SpaceX also expects to sign contracts for more launches in the next few months, according to Musk.

The company's backlog now stands at 12 launches, including the upcoming demonstration mission.

Engineers believe there is a straightforward solution to Saturday night's problem. Musk said the team will simply add a few seconds of time between the end of the Merlin's burn and stage separation.

"It's just changing one timing setting and you're done," Musk said. "If we a rocket on the launch pad tomorrow, we could make this timing change, launch and be OK, at least as far as this issue is concerned."

The Merlin 1C engine, which includes a new regenerative cooling system, takes longer to shut down than designers expected, Musk said.

The time between Merlin engine cutoff and stage separation was fine for older models of the engine, which included insulating material on the nozzle that burned away in flight.

"The Re-gen engine has a much longer thrust transient than the ablatively-cooled engine," Musk said.

In the Merlin 1C's cooling system, kerosene fuel first flows through cooling channels lining the engine's chamber and nozzle. The fuel helps cool the scorching temperatures inside the engine, according to SpaceX.

Pyrotechnic bolts sever the physical connections between the stages and pneumatic pushers are designed to spring the stages apart. Those components all worked fine during Saturday night's launch, Musk said.

"It was a very small amount of (residual) thrust, but it was just enough to overcome the force of the stage separation pushers," Musk said.

The pressure inside the engine chamber was only about 10 pounds per square inch, or about one percent of the Merlin's total thrust. Musk said such low chamber pressures are difficult to detect on the ground because the ambient atmospheric pressure is nearly 15 psi.

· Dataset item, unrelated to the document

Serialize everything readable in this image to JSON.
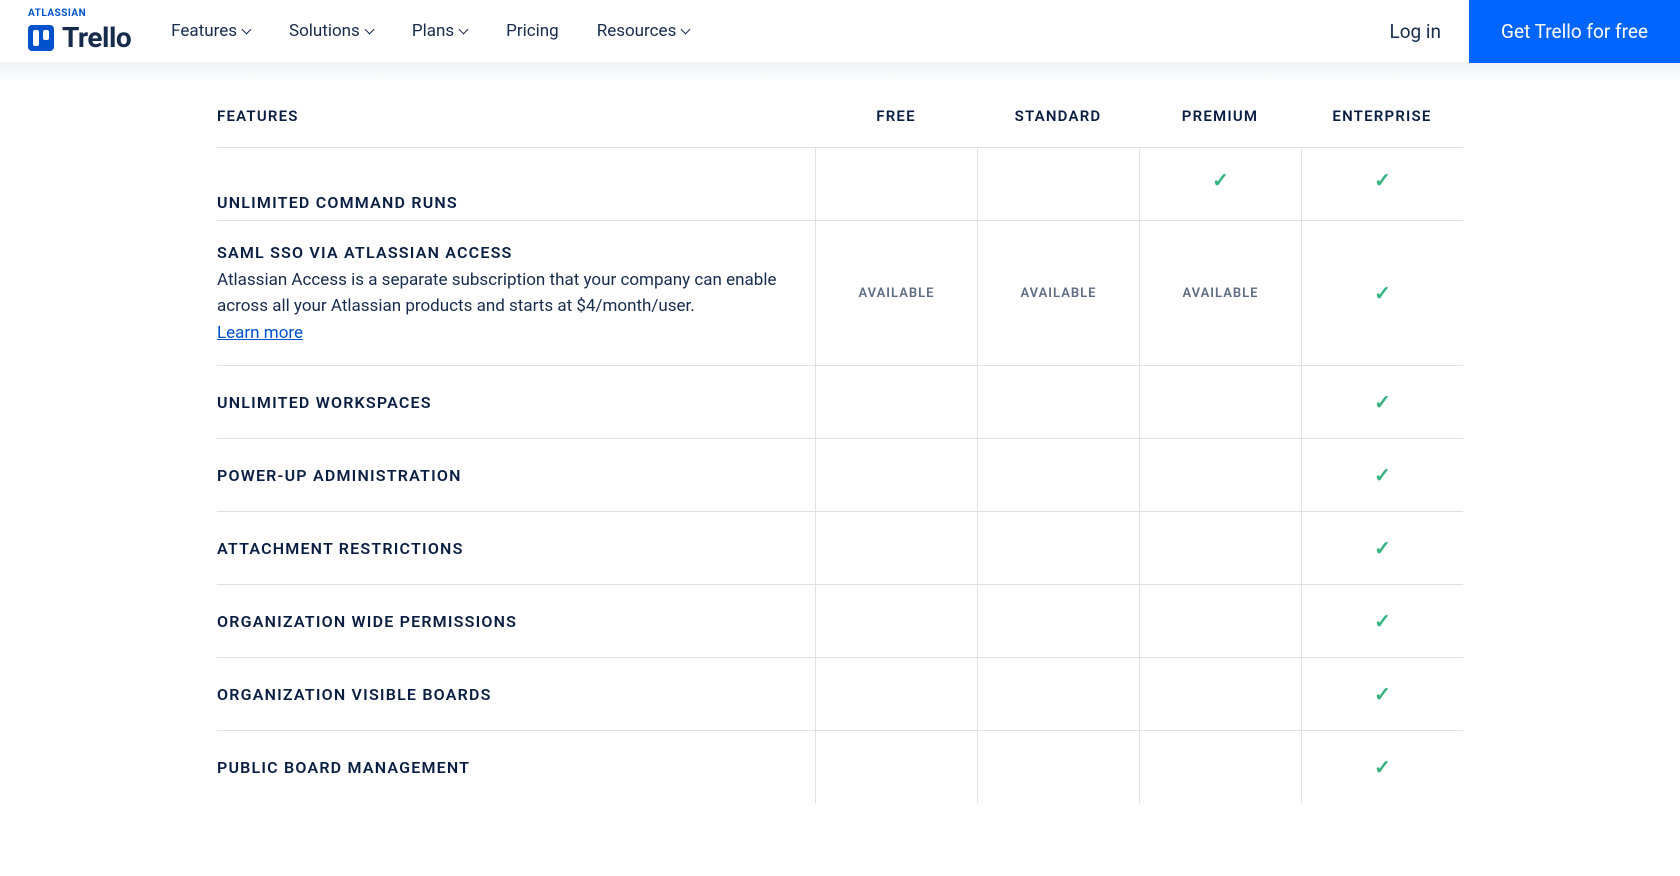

"The thrust that's seen at sea level is much less than the thrust that's seen at vacuum. So it was essentially masked when the tests were done on our test pad at ground level," Musk said.

Engineers are also examining telemetry data to determine if there were any "near-misses" during the flight, but no such problems have been found yet, according to Musk.

The data indicates the second stage Kestrel engine ignited correctly and the payload fairing jettisoned on time, officials said.

"There are several data points showing a proper start-up before the plasma blow-back destroyed the base of the second stage," Musk said.

The Merlin 1C's performance was better than expected, which is a good sign for the Falcon 9 rocket, according to SpaceX officials.

The Falcon 9, a much larger vehicle built to compete with Atlas and Delta rockets in the U.S. fleet, will use nine Merlin 1C engines on the first stage and a single Merlin 1C on the second stage.

Musk wants a Falcon 1 to succeed in reaching orbit at least once before SpaceX tries launching a Falcon 9.

"Better to have learned this lesson now than to learn it at ten times greater scale," Musk said.

Officials recently completed back-to-back nine-engine test firings of the Falcon 9's first stage, a critical milestone in the vehicle's development.

The Falcon 9 will be used to launch the Dragon capsule, a craft built by SpaceX to carry crew and cargo to and from the international space station after the space shuttle retires in 2010. The Dragon is part of NASA's Commercial Orbital Transportation Services program to procure a new option for cargo transport to the station.

Musk vowed to continue his effort to reduce the cost of access to space. Despite the company's "bad luck," the career entrepreneur said he still believes low-cost space transport can be reliable.

Earlier this week, SpaceX announced a $20 million investment from the Founder's Fund, a technology venture capital firm based in San Francisco.

"That $20 million was just to essentially prop up the war chest and ensure that we always have cash on hand for at least three more flights," Musk said. "I suspect we'll actually not even use the $20 million investment, but it's certainly there in a worst-case scenario."

Musk was careful to describe Saturday night's problem as a "design error" and not an issue with production or quality assurance.

"We first have to eliminate design issues," Musk said. "Only then should the reliability of the vehicle be assessed."